EXERCISE PROMPT: When the line containing "What data populates" is reached, begin reproducing lines exactly and continue through the last line of the records below.

[Data records for software interfaces]
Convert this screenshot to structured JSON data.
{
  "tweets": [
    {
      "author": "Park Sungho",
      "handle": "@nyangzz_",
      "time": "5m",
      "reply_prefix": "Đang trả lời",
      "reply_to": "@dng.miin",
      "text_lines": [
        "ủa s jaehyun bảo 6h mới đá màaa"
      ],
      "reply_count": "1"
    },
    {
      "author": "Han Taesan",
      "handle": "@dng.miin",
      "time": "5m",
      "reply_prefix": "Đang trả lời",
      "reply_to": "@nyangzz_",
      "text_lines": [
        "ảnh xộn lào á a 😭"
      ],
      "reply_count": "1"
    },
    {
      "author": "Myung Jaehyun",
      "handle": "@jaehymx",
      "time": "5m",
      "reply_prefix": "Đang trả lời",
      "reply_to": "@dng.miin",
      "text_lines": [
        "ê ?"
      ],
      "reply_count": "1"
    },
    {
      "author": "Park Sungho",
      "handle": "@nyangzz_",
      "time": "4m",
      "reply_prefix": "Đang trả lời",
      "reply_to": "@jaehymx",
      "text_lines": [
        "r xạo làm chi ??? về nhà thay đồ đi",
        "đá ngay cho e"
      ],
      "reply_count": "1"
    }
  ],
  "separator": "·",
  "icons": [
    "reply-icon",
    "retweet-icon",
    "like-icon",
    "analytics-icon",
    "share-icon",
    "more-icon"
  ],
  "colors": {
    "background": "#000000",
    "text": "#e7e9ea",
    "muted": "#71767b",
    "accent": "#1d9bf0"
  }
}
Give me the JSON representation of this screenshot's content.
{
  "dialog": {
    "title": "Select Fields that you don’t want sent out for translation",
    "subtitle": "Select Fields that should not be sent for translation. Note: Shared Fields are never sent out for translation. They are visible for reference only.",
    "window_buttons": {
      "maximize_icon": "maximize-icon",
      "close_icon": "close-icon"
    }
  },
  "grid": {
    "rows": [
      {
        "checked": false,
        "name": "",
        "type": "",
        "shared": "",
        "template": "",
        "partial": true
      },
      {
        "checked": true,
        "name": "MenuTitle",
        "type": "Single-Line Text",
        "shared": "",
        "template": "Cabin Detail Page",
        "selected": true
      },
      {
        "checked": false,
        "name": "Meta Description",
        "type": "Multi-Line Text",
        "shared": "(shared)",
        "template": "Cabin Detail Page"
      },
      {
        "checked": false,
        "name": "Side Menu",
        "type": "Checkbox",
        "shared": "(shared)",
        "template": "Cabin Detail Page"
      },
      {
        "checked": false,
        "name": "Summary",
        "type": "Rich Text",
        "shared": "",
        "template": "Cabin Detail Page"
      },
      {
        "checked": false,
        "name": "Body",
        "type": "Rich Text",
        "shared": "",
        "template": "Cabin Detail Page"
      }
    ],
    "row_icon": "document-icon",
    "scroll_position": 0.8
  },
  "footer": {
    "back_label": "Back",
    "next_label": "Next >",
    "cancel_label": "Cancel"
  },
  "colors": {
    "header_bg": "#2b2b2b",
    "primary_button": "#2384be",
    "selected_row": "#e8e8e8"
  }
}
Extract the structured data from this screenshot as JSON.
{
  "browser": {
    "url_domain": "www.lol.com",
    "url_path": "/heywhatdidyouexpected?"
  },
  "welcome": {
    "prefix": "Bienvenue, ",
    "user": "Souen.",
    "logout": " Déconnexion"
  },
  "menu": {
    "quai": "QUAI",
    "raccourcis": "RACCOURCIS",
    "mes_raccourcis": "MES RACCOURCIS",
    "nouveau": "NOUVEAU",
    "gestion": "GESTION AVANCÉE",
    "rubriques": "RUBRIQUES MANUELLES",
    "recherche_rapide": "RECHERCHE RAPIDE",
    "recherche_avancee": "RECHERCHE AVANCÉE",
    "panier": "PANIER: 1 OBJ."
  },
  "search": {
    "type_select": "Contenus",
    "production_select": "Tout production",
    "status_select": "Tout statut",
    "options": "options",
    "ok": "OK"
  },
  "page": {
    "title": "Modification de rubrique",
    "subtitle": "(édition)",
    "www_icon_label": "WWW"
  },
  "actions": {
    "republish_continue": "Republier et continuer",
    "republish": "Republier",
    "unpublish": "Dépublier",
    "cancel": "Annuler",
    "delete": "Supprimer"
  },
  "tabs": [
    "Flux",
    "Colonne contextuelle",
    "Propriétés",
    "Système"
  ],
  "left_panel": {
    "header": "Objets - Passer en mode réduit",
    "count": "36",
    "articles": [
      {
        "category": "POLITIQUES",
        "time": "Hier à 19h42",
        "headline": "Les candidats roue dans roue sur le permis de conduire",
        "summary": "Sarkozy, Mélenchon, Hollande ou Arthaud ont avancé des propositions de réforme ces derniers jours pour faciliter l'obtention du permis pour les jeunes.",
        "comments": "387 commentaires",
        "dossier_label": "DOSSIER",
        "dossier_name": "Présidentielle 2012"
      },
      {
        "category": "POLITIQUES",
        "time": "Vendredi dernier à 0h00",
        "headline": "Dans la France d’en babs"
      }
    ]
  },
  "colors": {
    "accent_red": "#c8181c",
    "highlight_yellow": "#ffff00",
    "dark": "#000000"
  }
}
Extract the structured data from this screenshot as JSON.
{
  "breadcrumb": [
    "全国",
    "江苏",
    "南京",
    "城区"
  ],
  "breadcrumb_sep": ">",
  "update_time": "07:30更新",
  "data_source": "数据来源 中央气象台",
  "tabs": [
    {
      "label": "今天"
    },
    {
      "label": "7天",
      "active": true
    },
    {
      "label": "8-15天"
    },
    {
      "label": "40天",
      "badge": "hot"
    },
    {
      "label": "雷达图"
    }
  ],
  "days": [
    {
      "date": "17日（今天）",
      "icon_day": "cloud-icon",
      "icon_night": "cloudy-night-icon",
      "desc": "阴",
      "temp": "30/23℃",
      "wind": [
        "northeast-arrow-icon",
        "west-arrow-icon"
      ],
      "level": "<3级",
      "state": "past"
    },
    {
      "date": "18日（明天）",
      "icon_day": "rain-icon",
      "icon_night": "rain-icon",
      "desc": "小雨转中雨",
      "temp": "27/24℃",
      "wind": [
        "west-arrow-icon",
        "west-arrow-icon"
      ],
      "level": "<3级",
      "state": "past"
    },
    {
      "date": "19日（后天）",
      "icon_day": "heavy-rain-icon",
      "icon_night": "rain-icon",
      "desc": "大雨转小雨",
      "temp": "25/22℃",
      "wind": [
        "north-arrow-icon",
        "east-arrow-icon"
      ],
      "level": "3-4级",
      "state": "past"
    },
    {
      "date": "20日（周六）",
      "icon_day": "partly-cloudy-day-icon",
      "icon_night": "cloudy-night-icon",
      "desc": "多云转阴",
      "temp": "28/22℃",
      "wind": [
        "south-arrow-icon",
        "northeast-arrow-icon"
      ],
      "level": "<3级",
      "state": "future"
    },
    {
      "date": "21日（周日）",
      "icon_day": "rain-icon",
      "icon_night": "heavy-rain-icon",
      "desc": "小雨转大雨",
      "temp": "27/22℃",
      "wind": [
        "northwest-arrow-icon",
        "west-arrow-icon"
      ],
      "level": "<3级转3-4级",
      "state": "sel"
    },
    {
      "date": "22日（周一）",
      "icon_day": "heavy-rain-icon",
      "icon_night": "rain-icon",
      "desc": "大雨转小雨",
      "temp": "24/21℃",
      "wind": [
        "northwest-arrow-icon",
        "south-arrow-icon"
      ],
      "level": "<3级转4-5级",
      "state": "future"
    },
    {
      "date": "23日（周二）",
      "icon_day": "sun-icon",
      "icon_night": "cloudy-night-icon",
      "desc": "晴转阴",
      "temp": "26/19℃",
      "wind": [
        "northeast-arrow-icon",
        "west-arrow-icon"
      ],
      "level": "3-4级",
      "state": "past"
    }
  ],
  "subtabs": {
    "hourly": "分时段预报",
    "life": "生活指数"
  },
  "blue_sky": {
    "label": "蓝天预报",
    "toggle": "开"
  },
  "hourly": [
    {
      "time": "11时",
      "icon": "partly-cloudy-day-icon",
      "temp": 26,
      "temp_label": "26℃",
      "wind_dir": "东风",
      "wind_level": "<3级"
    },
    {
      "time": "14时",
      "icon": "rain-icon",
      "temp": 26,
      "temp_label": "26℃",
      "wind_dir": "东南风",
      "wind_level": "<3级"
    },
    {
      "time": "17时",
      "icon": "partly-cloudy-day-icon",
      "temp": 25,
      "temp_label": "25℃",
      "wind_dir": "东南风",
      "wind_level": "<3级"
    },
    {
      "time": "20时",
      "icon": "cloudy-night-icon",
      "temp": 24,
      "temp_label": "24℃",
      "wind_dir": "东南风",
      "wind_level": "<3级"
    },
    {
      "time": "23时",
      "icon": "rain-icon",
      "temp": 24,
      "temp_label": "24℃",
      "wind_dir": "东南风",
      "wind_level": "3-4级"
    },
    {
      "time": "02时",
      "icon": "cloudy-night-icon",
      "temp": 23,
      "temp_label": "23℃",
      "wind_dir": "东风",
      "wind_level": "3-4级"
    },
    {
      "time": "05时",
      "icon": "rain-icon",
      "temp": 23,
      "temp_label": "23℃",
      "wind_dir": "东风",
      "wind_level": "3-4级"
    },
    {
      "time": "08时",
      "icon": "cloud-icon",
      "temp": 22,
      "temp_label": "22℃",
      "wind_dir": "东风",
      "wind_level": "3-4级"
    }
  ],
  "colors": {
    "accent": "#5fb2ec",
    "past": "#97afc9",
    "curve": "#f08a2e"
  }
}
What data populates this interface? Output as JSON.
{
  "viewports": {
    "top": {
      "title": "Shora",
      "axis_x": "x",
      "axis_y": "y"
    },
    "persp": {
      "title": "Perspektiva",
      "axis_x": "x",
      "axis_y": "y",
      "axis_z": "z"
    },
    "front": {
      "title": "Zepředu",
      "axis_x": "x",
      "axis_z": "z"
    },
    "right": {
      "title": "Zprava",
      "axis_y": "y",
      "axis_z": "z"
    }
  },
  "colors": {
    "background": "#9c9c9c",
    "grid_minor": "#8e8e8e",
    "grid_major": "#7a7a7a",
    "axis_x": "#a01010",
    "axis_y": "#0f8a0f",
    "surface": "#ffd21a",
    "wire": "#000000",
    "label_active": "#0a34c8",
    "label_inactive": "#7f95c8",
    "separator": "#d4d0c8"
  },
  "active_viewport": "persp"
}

TASK ANSWER:
What data populates this interface? Output as JSON.
{
  "viewports": {
    "top": {
      "title": "Shora",
      "axis_x": "x",
      "axis_y": "y"
    },
    "persp": {
      "title": "Perspektiva",
      "axis_x": "x",
      "axis_y": "y",
      "axis_z": "z"
    },
    "front": {
      "title": "Zepředu",
      "axis_x": "x",
      "axis_z": "z"
    },
    "right": {
      "title": "Zprava",
      "axis_y": "y",
      "axis_z": "z"
    }
  },
  "colors": {
    "background": "#9c9c9c",
    "grid_minor": "#8e8e8e",
    "grid_major": "#7a7a7a",
    "axis_x": "#a01010",
    "axis_y": "#0f8a0f",
    "surface": "#ffd21a",
    "wire": "#000000",
    "label_active": "#0a34c8",
    "label_inactive": "#7f95c8",
    "separator": "#d4d0c8"
  },
  "active_viewport": "persp"
}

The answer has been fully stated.